Initial tests were promising. Using a sigmoid training rule I was able to get the network to converge to a solution within 1000 training epochs. I took the weights from the network I trained and programmed them into the character frequency program I mentioned earlier. With a bit of tinkering I was able to get the program to generate the correct output to text in various languages that I copied from Wikipedia. While the network was far more successful than I initially imagined it would be, this success came with several caveats. The network is extremely accurate for large input text sizes (say over 1000 characters), but when the input size gets lower the accuracy quickly drops off. Given the fact that the underlying principle behind this network relies on statistical frequency analysis, this is not surprising. With small input sizes there are simply not enough characters to produce an accurate "fingerprint" of the language. Luckily there are alternative methods of encoding the characters.
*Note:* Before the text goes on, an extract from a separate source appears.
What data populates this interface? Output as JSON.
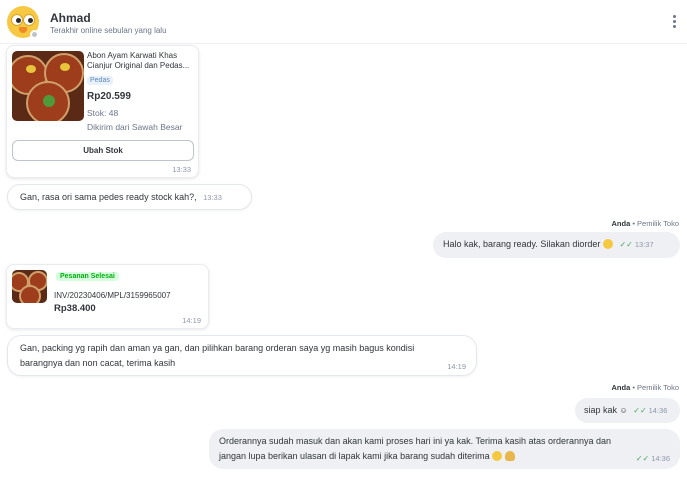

One such approach commonly used in the literature behind this sort of neural network training is called the n-gram approach. Rather than counting the frequency of single characters that occur, we can instead keep track of consecutive strings of multiple characters. It is obvious why this approach might be more successful than the previous approach. Trigrams such as "the" or "and" are far more likely to occur in English than in any other language, and thus reduces our need for a large sample input size. With this approach we can expect to accurately identify language with as few as a sentence or two of input text. Of course, this newfound power comes at a cost. The amount of computation required for this network rapidly increases if we decide to include all possible trigrams. Rather than 53 separate inputs, we now have to deal with almost 150,000 inputs. Even a high-end computer might have trouble dealing with networks that large.
A Bi-gram Approach
The accuracy of my initial approach for input sizes of 100 characters was around 40%. I thought I could do better.
With my second attempt I decided to use bi-grams instead of individual characters. To keep the number of inputs small I decided to use only the regular alphabet this time. This probably affected the identification accuracy to some extent, but I decided the trade-off in computing time was worth it.
Using 676 (26x26) input units this time, but otherwise keeping the same network specifications as last time, I was able to effectively double the network's accuracy at 100 characters. The amount of computation required for this improved network to determine a language is necessarily larger this time, but I feel that the improved accuracy of identification was worth it.
While certain languages (Spanish/Portuguese) are still relatively hard to identify accurately with small sample sizes, the network proves to be very accurate with large input sizes. You can try it for yourself here.